Ken was an excellent cook; his last job was as a private chef to one of the Pillsbury family. When we first dated, Ken would get me a card and try to buy something or take me out for my birthday.
In March egg season is in full swing, and one year I asked him to make me a souffle. He did and it became our habit. Each year he would ask what I wanted for my birthday, and I would answer, “Well, if I can’t have world peace, how about a souffle?”
Each year Ken would get some nice cheese in February; he especially liked Gruyere for a souffle. And each year he made a souffle for me on my birthday. I once made one and can tell you it is not so much difficult as many steps.
The care (or lack of) taken at each step affects the outcome. It was like many things Ken did – making pottery, cutting wood, gardening, etc. and he enjoyed doing it well.
So, to make a souffle, as I remember, requires a Bechamel and adding grated cheese and beaten egg yolks; this is set aside to cool. In a bowl one beats egg whites to stiff peaks.
These two mixtures and whatever else – salmon or asparagus or spinach, are carefully folded together to maintain the lift from the egg whites and then the mixture is placed in a souffle pan (Ken made those, and we joked how few were used for souffles) set in a pan of water and baked.

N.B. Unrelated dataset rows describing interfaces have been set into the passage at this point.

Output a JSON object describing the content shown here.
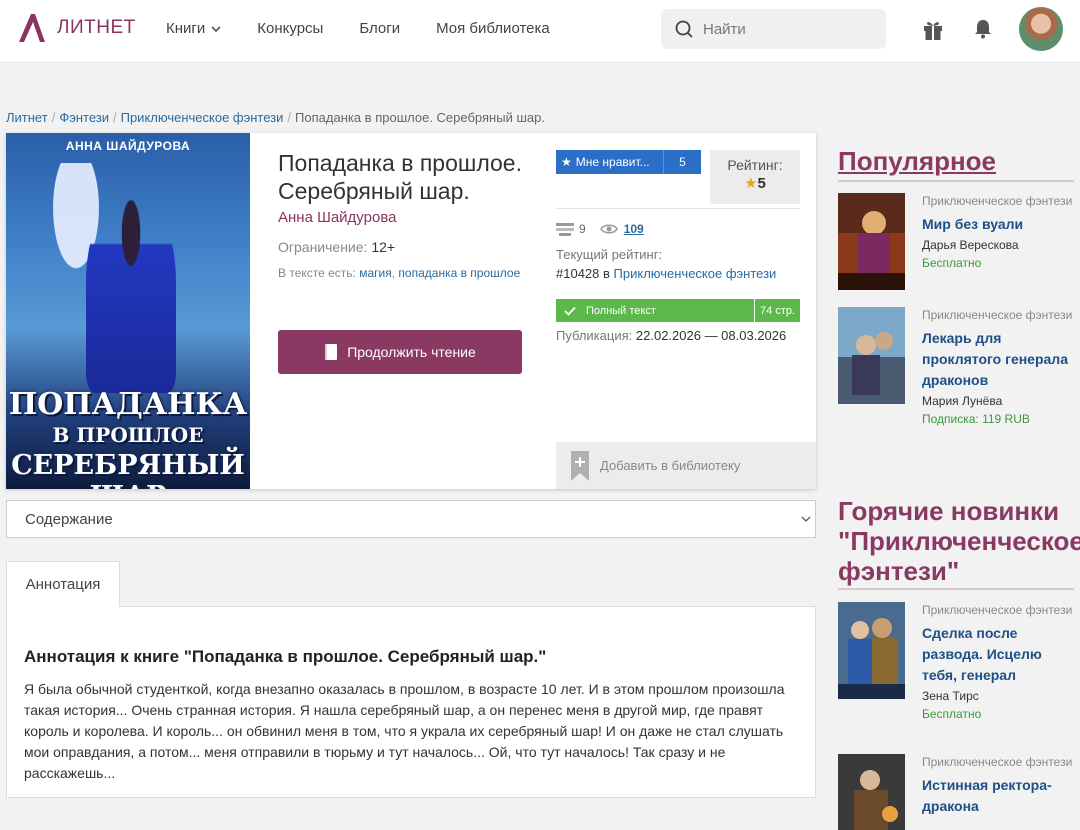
{
  "header": {
    "logo_text": "ЛИТНЕТ",
    "nav": [
      "Книги",
      "Конкурсы",
      "Блоги",
      "Моя библиотека"
    ],
    "search_placeholder": "Найти",
    "icons": [
      "search-icon",
      "gift-icon",
      "bell-icon",
      "avatar"
    ]
  },
  "breadcrumb": [
    "Литнет",
    "Фэнтези",
    "Приключенческое фэнтези",
    "Попаданка в прошлое. Серебряный шар."
  ],
  "book": {
    "cover": {
      "author": "АННА ШАЙДУРОВА",
      "title_line1": "ПОПАДАНКА",
      "title_line2": "В ПРОШЛОЕ",
      "title_line3": "СЕРЕБРЯНЫЙ ШАР"
    },
    "title": "Попаданка в прошлое. Серебряный шар.",
    "author": "Анна Шайдурова",
    "restriction_label": "Ограничение:",
    "restriction_value": "12+",
    "tags_label": "В тексте есть:",
    "tags": [
      "магия",
      "попаданка в прошлое"
    ],
    "read_button": "Продолжить чтение",
    "like_label": "Мне нравит...",
    "like_count": "5",
    "rating_label": "Рейтинг:",
    "rating_value": "5",
    "comments_count": "9",
    "views_count": "109",
    "current_rating_label": "Текущий рейтинг:",
    "current_rating_rank": "#10428 в",
    "current_rating_category": "Приключенческое фэнтези",
    "full_text_label": "Полный текст",
    "pages": "74 стр.",
    "publication_label": "Публикация:",
    "publication_dates": "22.02.2026 — 08.03.2026",
    "add_library": "Добавить в библиотеку"
  },
  "contents": {
    "selected": "Содержание"
  },
  "annotation": {
    "tab": "Аннотация",
    "heading": "Аннотация к книге \"Попаданка в прошлое. Серебряный шар.\"",
    "text": "Я была обычной студенткой, когда внезапно оказалась в прошлом, в возрасте 10 лет. И в этом прошлом произошла такая история... Очень странная история. Я нашла серебряный шар, а он перенес меня в другой мир, где правят король и королева. И король... он обвинил меня в том, что я украла их серебряный шар! И он даже не стал слушать мои оправдания, а потом... меня отправили в тюрьму и тут началось... Ой, что тут началось! Так сразу и не расскажешь..."
  },
  "popular": {
    "title": "Популярное",
    "items": [
      {
        "genre": "Приключенческое фэнтези",
        "name": "Мир без вуали",
        "author": "Дарья Верескова",
        "price": "Бесплатно"
      },
      {
        "genre": "Приключенческое фэнтези",
        "name": "Лекарь для проклятого генерала драконов",
        "author": "Мария Лунёва",
        "price": "Подписка: 119 RUB"
      }
    ]
  },
  "hot": {
    "title": "Горячие новинки \"Приключенческое фэнтези\"",
    "items": [
      {
        "genre": "Приключенческое фэнтези",
        "name": "Сделка после развода. Исцелю тебя, генерал",
        "author": "Зена Тирс",
        "price": "Бесплатно"
      },
      {
        "genre": "Приключенческое фэнтези",
        "name": "Истинная ректора-дракона",
        "author": "",
        "price": ""
      }
    ]
  },
  "colors": {
    "brand": "#8a3560",
    "link": "#2a6aa0",
    "like": "#2a6ec7",
    "complete": "#5cb84a"
  }
}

We liked it slightly underdone so that it was more like whipped egg cheese cream.
Such a treat from such a guy. And what a fond memory. How lucky I was, and how lucky I am to have had him when I did